## WORK TO BE COMPLETED
Scan the listing below for the word "Riscos" and copy every line that has it.

## PROVIDED MATERIAL
══════════

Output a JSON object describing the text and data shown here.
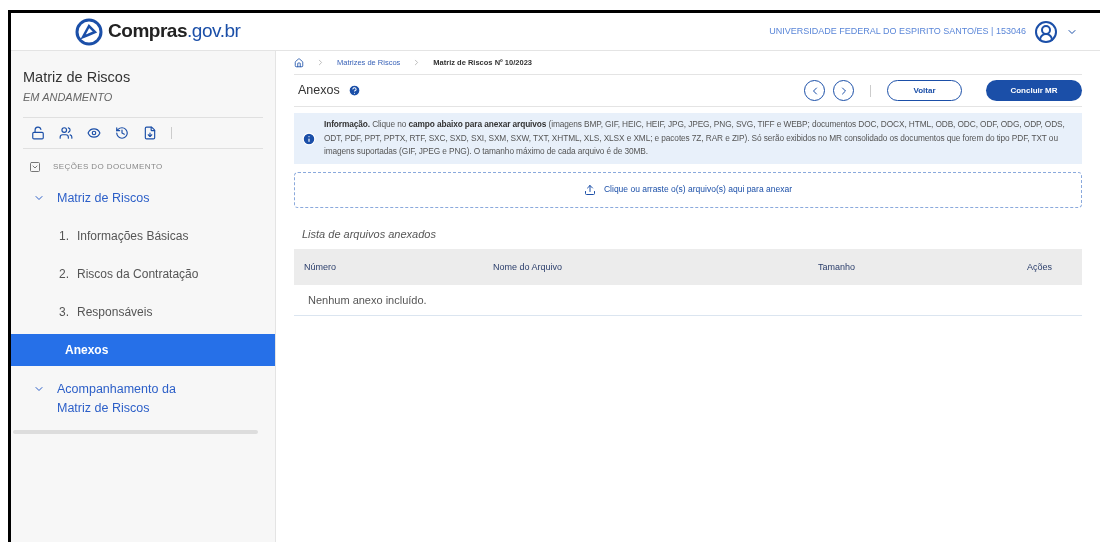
{
  "header": {
    "logo": "Compras",
    "logo_suffix": ".gov.br",
    "organization": "UNIVERSIDADE FEDERAL DO ESPIRITO SANTO/ES | 153046"
  },
  "sidebar": {
    "title": "Matriz de Riscos",
    "status": "EM ANDAMENTO",
    "section_label": "SEÇÕES DO DOCUMENTO",
    "items": [
      {
        "label": "Matriz de Riscos",
        "expanded": true,
        "selected": false,
        "children": [
          {
            "number": "1.",
            "label": "Informações Básicas",
            "selected": false
          },
          {
            "number": "2.",
            "label": "Riscos da Contratação",
            "selected": false
          },
          {
            "number": "3.",
            "label": "Responsáveis",
            "selected": false
          },
          {
            "label": "Anexos",
            "selected": true
          }
        ]
      },
      {
        "label": "Acompanhamento da Matriz de Riscos",
        "expanded": true,
        "selected": false
      }
    ]
  },
  "breadcrumb": [
    "Matrizes de Riscos",
    "Matriz de Riscos Nº 10/2023"
  ],
  "page_title": "Anexos",
  "buttons": {
    "back": "Voltar",
    "primary": "Concluir MR"
  },
  "info": "**Informação.** Clique no **campo abaixo para anexar arquivos** (imagens BMP, GIF, HEIC, HEIF, JPG, JPEG, PNG, SVG, TIFF e WEBP; documentos DOC, DOCX, HTML, ODB, ODC, ODF, ODG, ODP, ODS, ODT, PDF, PPT, PPTX, RTF, SXC, SXD, SXI, SXM, SXW, TXT, XHTML, XLS, XLSX e XML; e pacotes 7Z, RAR e ZIP). Só serão exibidos no MR consolidado os documentos que forem do tipo PDF, TXT ou imagens suportadas (GIF, JPEG e PNG). O tamanho máximo de cada arquivo é de 30MB.",
  "upload": "Clique ou arraste o(s) arquivo(s) aqui para anexar",
  "list_title": "Lista de arquivos anexados",
  "table": {
    "columns": [
      "Número",
      "Nome do Arquivo",
      "Tamanho",
      "Ações"
    ],
    "empty": "Nenhum anexo incluído."
  }
}
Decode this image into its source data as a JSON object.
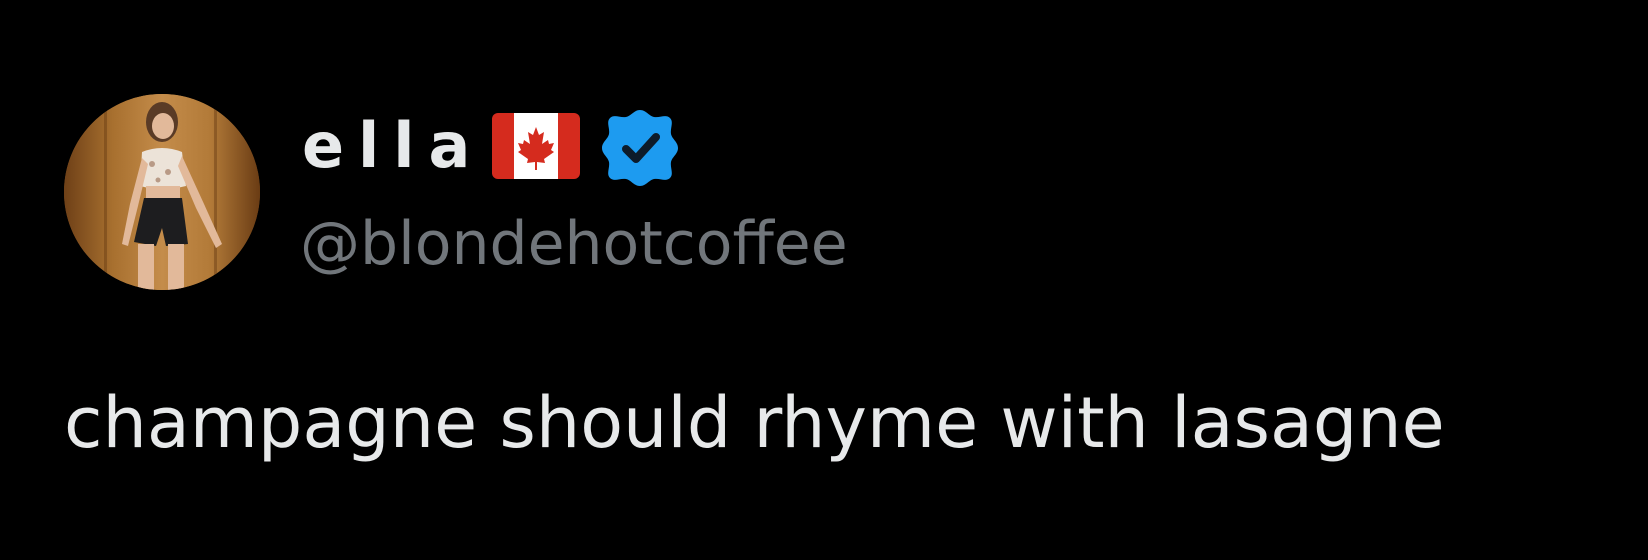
{
  "tweet": {
    "author": {
      "display_name": "ella",
      "flag_icon": "canada-flag-icon",
      "verified_icon": "verified-badge-icon",
      "handle": "@blondehotcoffee"
    },
    "text": "champagne should rhyme with lasagne"
  },
  "colors": {
    "background": "#000000",
    "primary_text": "#e7e9ea",
    "secondary_text": "#71767b",
    "verified_blue": "#1d9bf0",
    "flag_red": "#d52b1e"
  }
}
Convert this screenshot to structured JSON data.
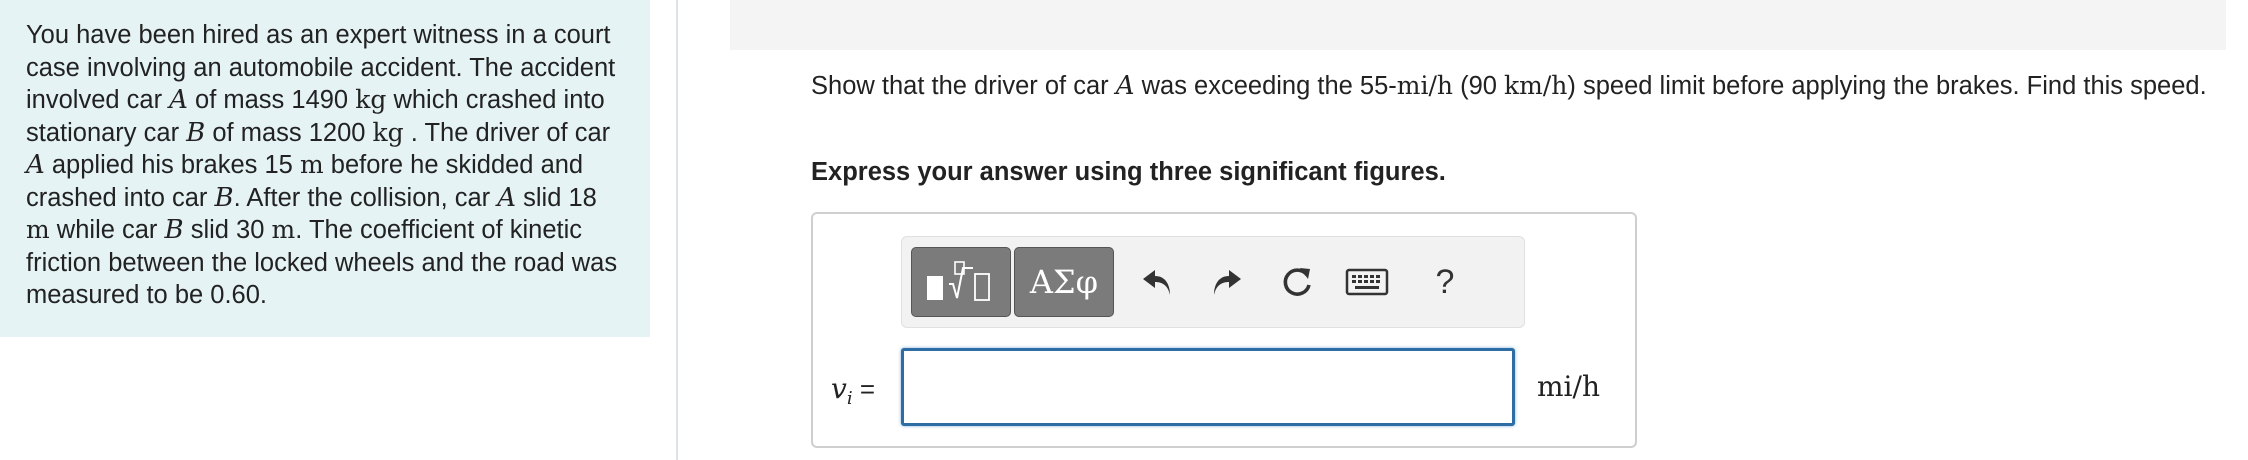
{
  "problem": {
    "t1": "You have been hired as an expert witness in a court case involving an automobile accident. The accident involved car ",
    "car_a": "A",
    "t2": " of mass 1490 ",
    "kg1": "kg",
    "t3": " which crashed into stationary car ",
    "car_b": "B",
    "t4": " of mass 1200 ",
    "kg2": "kg",
    "t5": " . The driver of car ",
    "car_a2": "A",
    "t6": " applied his brakes 15 ",
    "m1": "m",
    "t7": " before he skidded and crashed into car ",
    "car_b2": "B",
    "t8": ". After the collision, car ",
    "car_a3": "A",
    "t9": " slid 18 ",
    "m2": "m",
    "t10": " while car ",
    "car_b3": "B",
    "t11": " slid 30 ",
    "m3": "m",
    "t12": ". The coefficient of kinetic friction between the locked wheels and the road was measured to be 0.60."
  },
  "question": {
    "t1": "Show that the driver of car ",
    "car": "A",
    "t2": " was exceeding the 55-",
    "unit1": "mi/h",
    "t3": " (90 ",
    "unit2": "km/h",
    "t4": ") speed limit before applying the brakes. Find this speed."
  },
  "instruction": "Express your answer using three significant figures.",
  "answer": {
    "var_symbol": "v",
    "var_sub": "i",
    "equals": " =",
    "input_value": "",
    "unit": "mi/h"
  },
  "toolbar": {
    "greek_label": "ΑΣφ",
    "help_label": "?",
    "icons": [
      "templates-icon",
      "greek-letters",
      "undo-icon",
      "redo-icon",
      "reset-icon",
      "keyboard-icon",
      "help-icon"
    ]
  },
  "colors": {
    "problem_bg": "#e5f3f5",
    "input_border": "#2e6da4",
    "toolbar_btn": "#7b7b7b"
  }
}
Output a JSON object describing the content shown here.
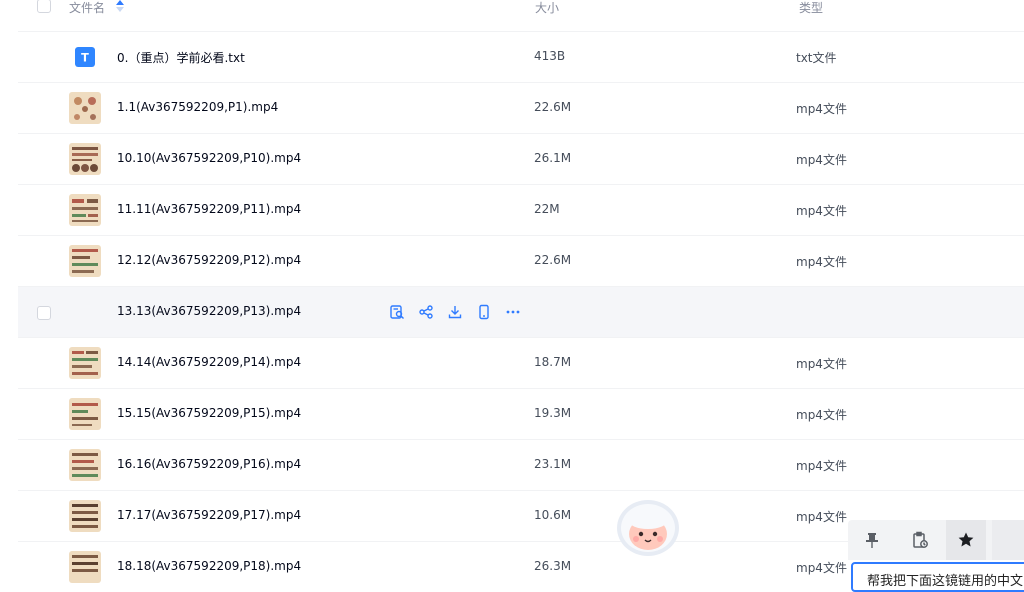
{
  "header": {
    "col_name": "文件名",
    "col_size": "大小",
    "col_type": "类型"
  },
  "rows": [
    {
      "name": "0.（重点）学前必看.txt",
      "size": "413B",
      "type": "txt文件",
      "thumb": "txt-icon"
    },
    {
      "name": "1.1(Av367592209,P1).mp4",
      "size": "22.6M",
      "type": "mp4文件",
      "thumb": "video-thumbnail"
    },
    {
      "name": "10.10(Av367592209,P10).mp4",
      "size": "26.1M",
      "type": "mp4文件",
      "thumb": "video-thumbnail"
    },
    {
      "name": "11.11(Av367592209,P11).mp4",
      "size": "22M",
      "type": "mp4文件",
      "thumb": "video-thumbnail"
    },
    {
      "name": "12.12(Av367592209,P12).mp4",
      "size": "22.6M",
      "type": "mp4文件",
      "thumb": "video-thumbnail"
    },
    {
      "name": "13.13(Av367592209,P13).mp4",
      "size": "",
      "type": "",
      "thumb": "",
      "hovered": true
    },
    {
      "name": "14.14(Av367592209,P14).mp4",
      "size": "18.7M",
      "type": "mp4文件",
      "thumb": "video-thumbnail"
    },
    {
      "name": "15.15(Av367592209,P15).mp4",
      "size": "19.3M",
      "type": "mp4文件",
      "thumb": "video-thumbnail"
    },
    {
      "name": "16.16(Av367592209,P16).mp4",
      "size": "23.1M",
      "type": "mp4文件",
      "thumb": "video-thumbnail"
    },
    {
      "name": "17.17(Av367592209,P17).mp4",
      "size": "10.6M",
      "type": "mp4文件",
      "thumb": "video-thumbnail"
    },
    {
      "name": "18.18(Av367592209,P18).mp4",
      "size": "26.3M",
      "type": "mp4文件",
      "thumb": "video-thumbnail"
    }
  ],
  "hover_actions": [
    "preview-icon",
    "share-icon",
    "download-icon",
    "phone-icon",
    "more-icon"
  ],
  "floating_toolbar": {
    "buttons": [
      "pin-icon",
      "clipboard-history-icon",
      "star-icon"
    ]
  },
  "input": {
    "value": "帮我把下面这镜链用的中文"
  },
  "colors": {
    "accent": "#2f7bff",
    "text": "#03081a",
    "muted": "#878c9c",
    "hover_row": "#f5f6f9"
  }
}
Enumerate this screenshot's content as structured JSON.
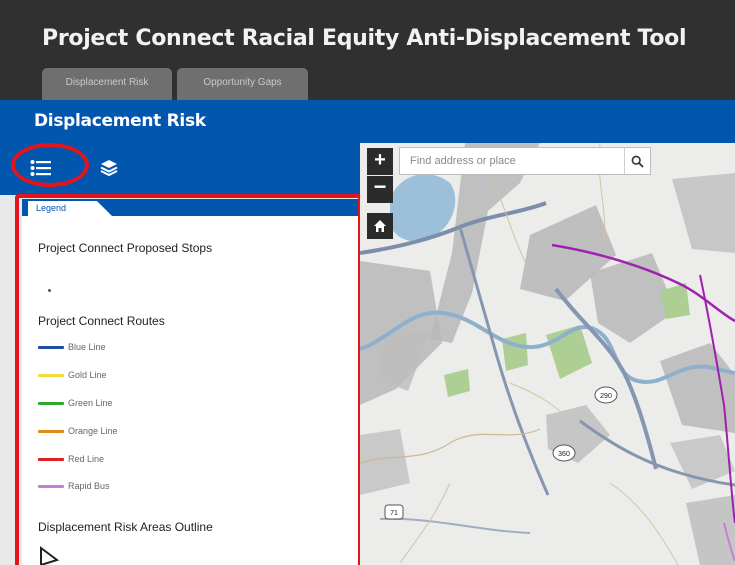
{
  "app": {
    "title": "Project Connect Racial Equity Anti-Displacement Tool"
  },
  "tabs": [
    {
      "label": "Displacement Risk"
    },
    {
      "label": "Opportunity Gaps"
    }
  ],
  "panel": {
    "title": "Displacement Risk"
  },
  "toolbar": {
    "legend_icon": "list-icon",
    "layers_icon": "layers-icon"
  },
  "legend": {
    "tab_label": "Legend",
    "stops_title": "Project Connect Proposed Stops",
    "routes_title": "Project Connect Routes",
    "routes": [
      {
        "label": "Blue Line",
        "color": "#1f4fa3"
      },
      {
        "label": "Gold Line",
        "color": "#f5dc3a"
      },
      {
        "label": "Green Line",
        "color": "#2fa82f"
      },
      {
        "label": "Orange Line",
        "color": "#e08a18"
      },
      {
        "label": "Red Line",
        "color": "#e02020"
      },
      {
        "label": "Rapid Bus",
        "color": "#c67fd8"
      }
    ],
    "outline_title": "Displacement Risk Areas Outline"
  },
  "map": {
    "search_placeholder": "Find address or place",
    "zoom_in": "+",
    "zoom_out": "−",
    "shields": [
      "71",
      "290",
      "360"
    ]
  },
  "colors": {
    "header_bg": "#303030",
    "accent_blue": "#0356ad",
    "annotation_red": "#e3141c",
    "rapid_bus_route": "#a020b0"
  }
}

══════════

## WRITTEN SOLUTION
    "title": "Matriz de Riscos",
        "label": "Matriz de Riscos",
            "label": "Riscos da Contratação",
        "label": "Acompanhamento da Matriz de Riscos",
    "Matrizes de Riscos",
    "Matriz de Riscos Nº 10/2023"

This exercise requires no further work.